All entries below are to be written out again exactly, but no picture is to be copied.

Web page and app entries

_ _ _ _ _ _ _

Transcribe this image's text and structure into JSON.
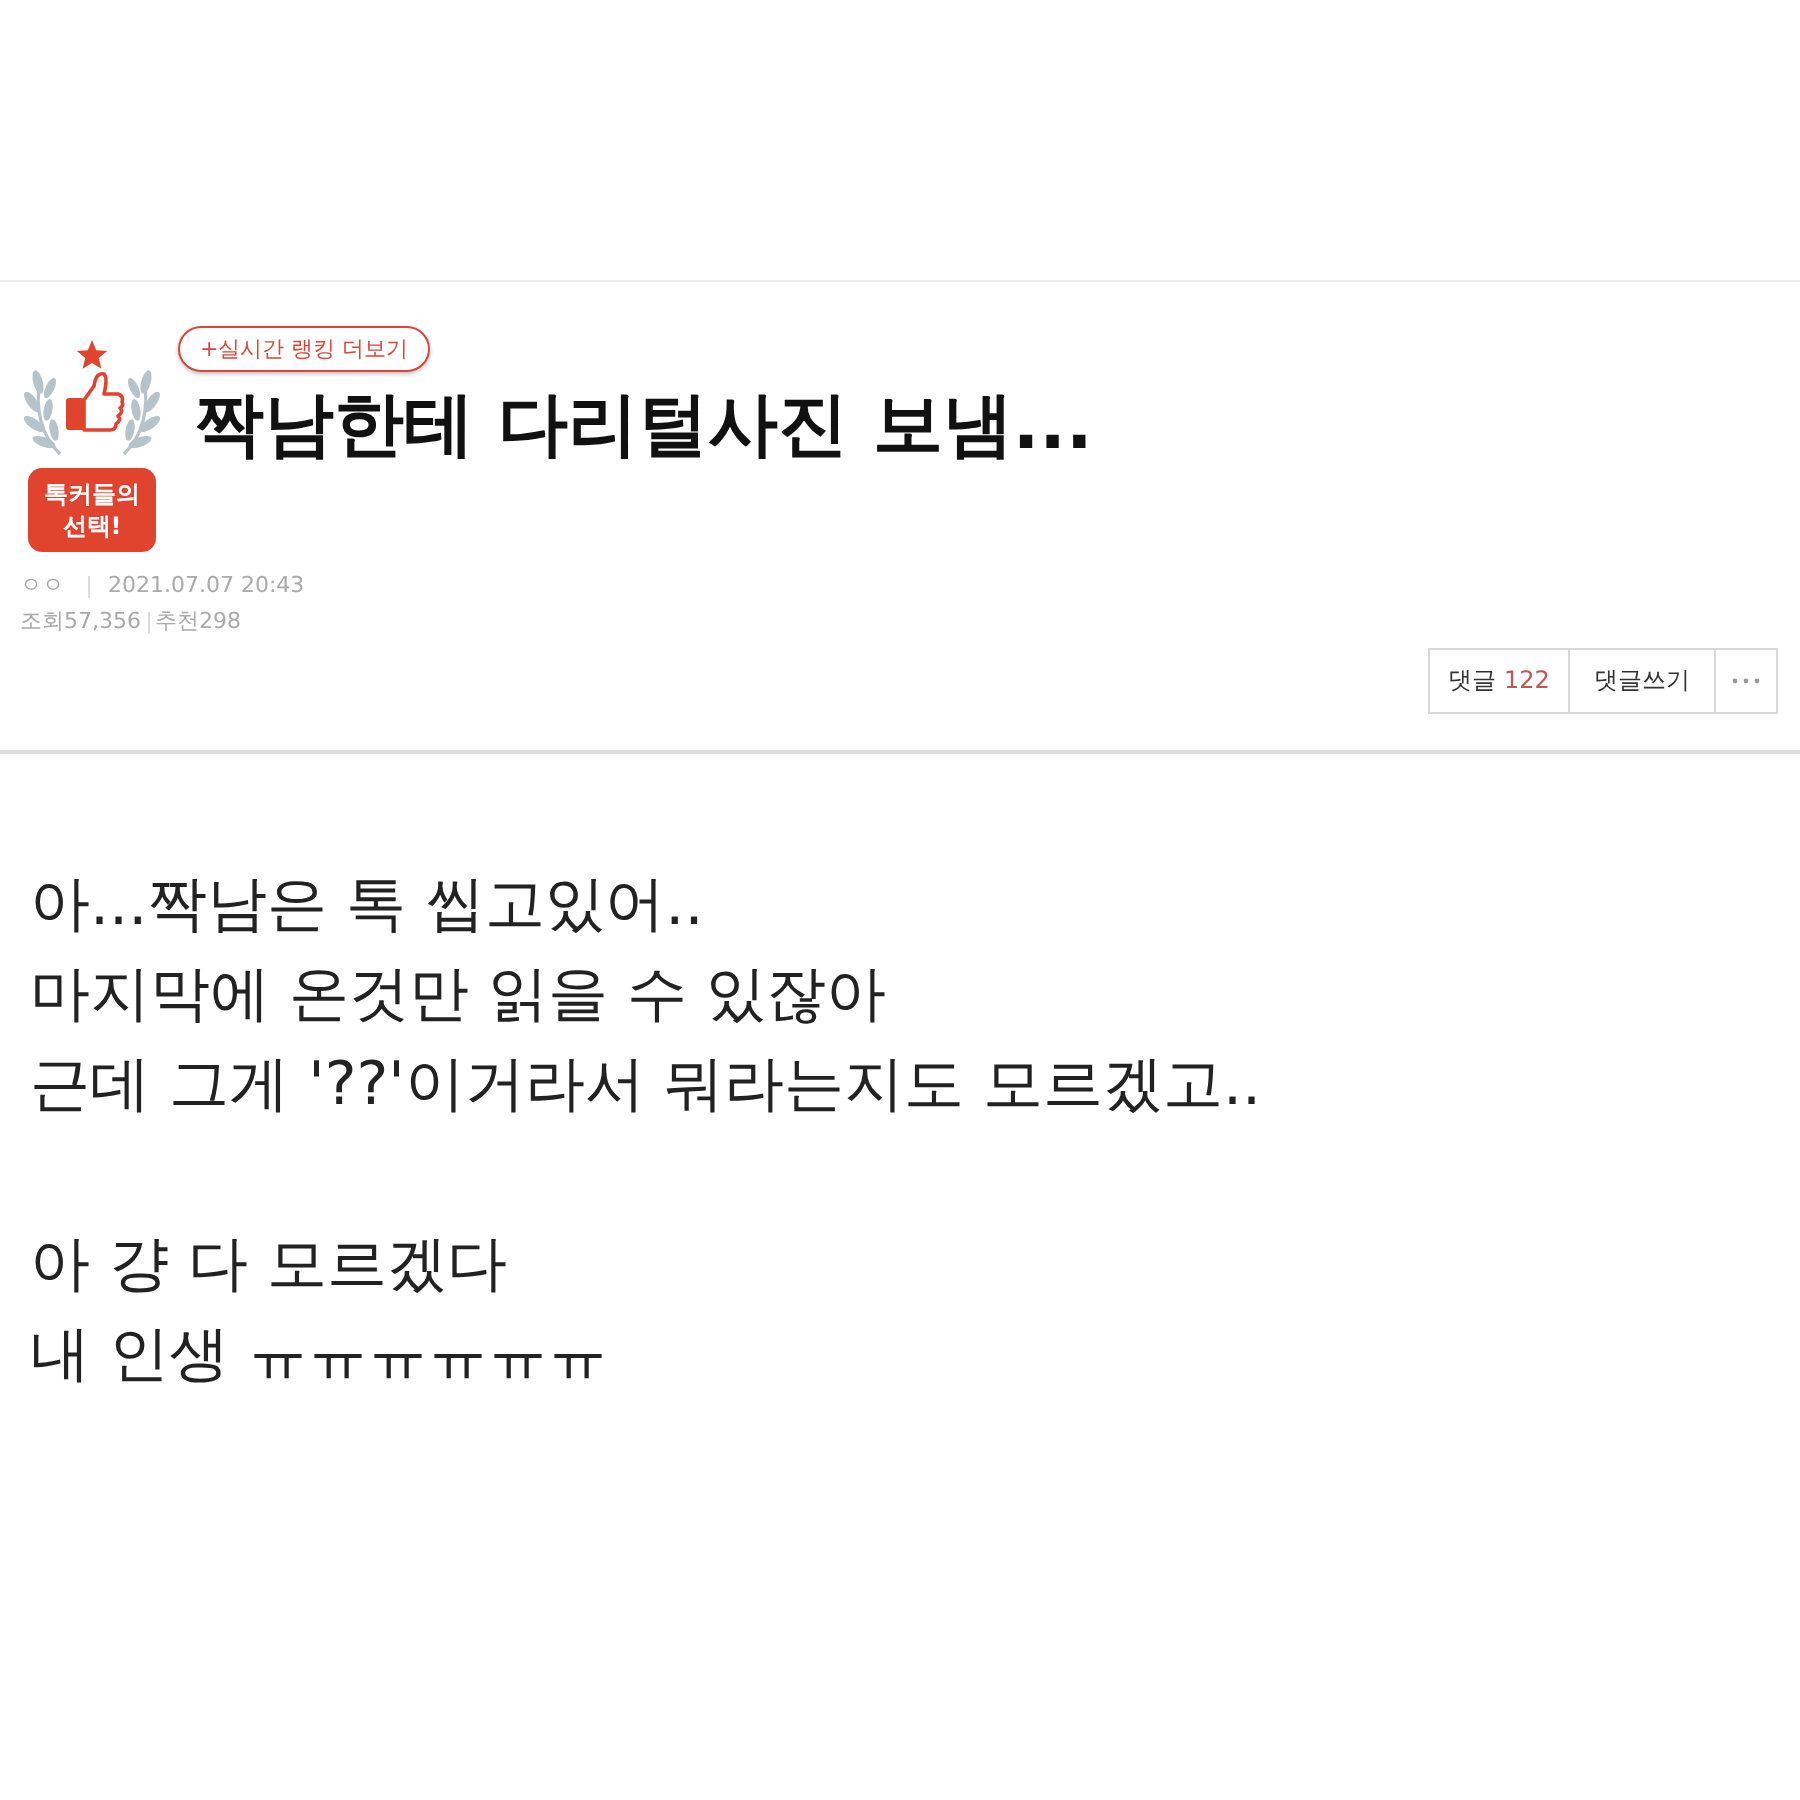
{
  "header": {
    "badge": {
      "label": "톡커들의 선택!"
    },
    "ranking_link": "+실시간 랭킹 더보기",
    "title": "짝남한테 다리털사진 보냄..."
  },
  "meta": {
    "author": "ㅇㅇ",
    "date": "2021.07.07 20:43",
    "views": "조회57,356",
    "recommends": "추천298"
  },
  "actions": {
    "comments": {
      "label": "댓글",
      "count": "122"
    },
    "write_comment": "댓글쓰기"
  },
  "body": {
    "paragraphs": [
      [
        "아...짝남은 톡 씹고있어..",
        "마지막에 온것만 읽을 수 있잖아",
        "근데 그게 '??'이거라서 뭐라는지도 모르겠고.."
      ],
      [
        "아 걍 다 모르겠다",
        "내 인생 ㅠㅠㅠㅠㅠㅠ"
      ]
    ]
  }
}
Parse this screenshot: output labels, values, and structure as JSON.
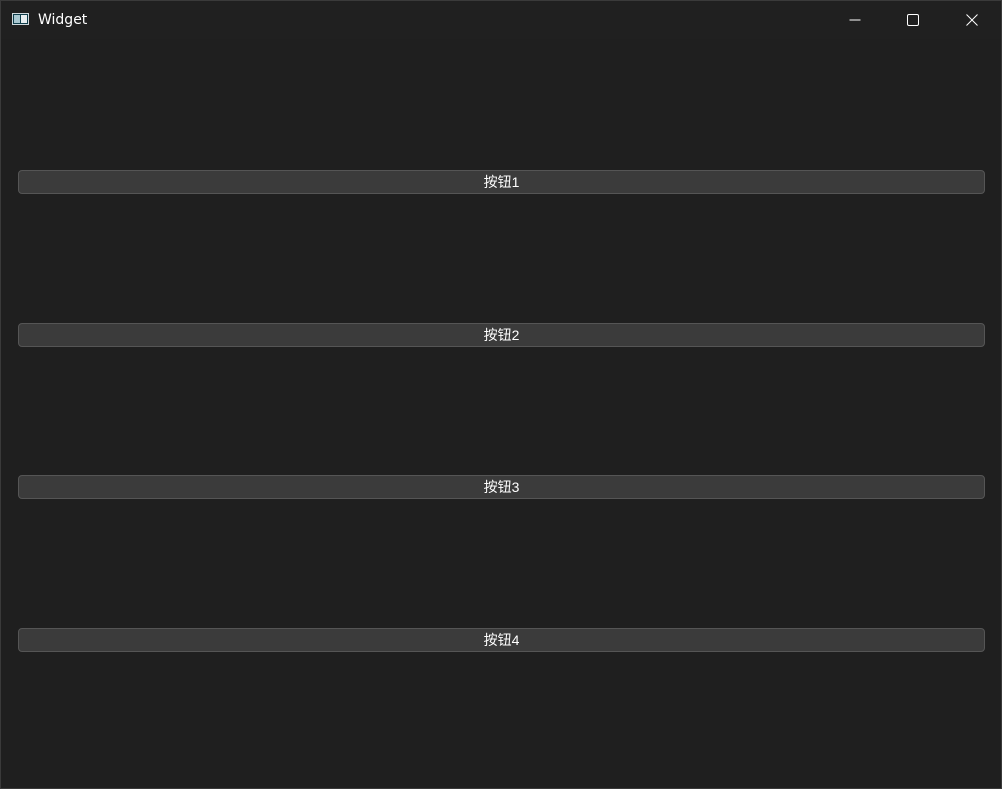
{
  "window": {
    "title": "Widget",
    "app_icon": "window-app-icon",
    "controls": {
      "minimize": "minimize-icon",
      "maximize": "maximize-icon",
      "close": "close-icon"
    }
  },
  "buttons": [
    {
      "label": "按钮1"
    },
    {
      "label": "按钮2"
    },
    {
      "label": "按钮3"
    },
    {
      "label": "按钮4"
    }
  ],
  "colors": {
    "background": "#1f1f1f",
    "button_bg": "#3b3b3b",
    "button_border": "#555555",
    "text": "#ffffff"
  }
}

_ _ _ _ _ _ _

◆ **TASK RESPONSE**
Transcribe this image's text and structure into JSON.
{
  "header": {
    "badge": {
      "label": "톡커들의 선택!"
    },
    "ranking_link": "+실시간 랭킹 더보기",
    "title": "짝남한테 다리털사진 보냄..."
  },
  "meta": {
    "author": "ㅇㅇ",
    "date": "2021.07.07 20:43",
    "views": "조회57,356",
    "recommends": "추천298"
  },
  "actions": {
    "comments": {
      "label": "댓글",
      "count": "122"
    },
    "write_comment": "댓글쓰기"
  },
  "body": {
    "paragraphs": [
      [
        "아...짝남은 톡 씹고있어..",
        "마지막에 온것만 읽을 수 있잖아",
        "근데 그게 '??'이거라서 뭐라는지도 모르겠고.."
      ],
      [
        "아 걍 다 모르겠다",
        "내 인생 ㅠㅠㅠㅠㅠㅠ"
      ]
    ]
  }
}
Parse this screenshot: output labels, values, and structure as JSON.
{
  "window": {
    "title": "Widget",
    "app_icon": "window-app-icon",
    "controls": {
      "minimize": "minimize-icon",
      "maximize": "maximize-icon",
      "close": "close-icon"
    }
  },
  "buttons": [
    {
      "label": "按钮1"
    },
    {
      "label": "按钮2"
    },
    {
      "label": "按钮3"
    },
    {
      "label": "按钮4"
    }
  ],
  "colors": {
    "background": "#1f1f1f",
    "button_bg": "#3b3b3b",
    "button_border": "#555555",
    "text": "#ffffff"
  }
}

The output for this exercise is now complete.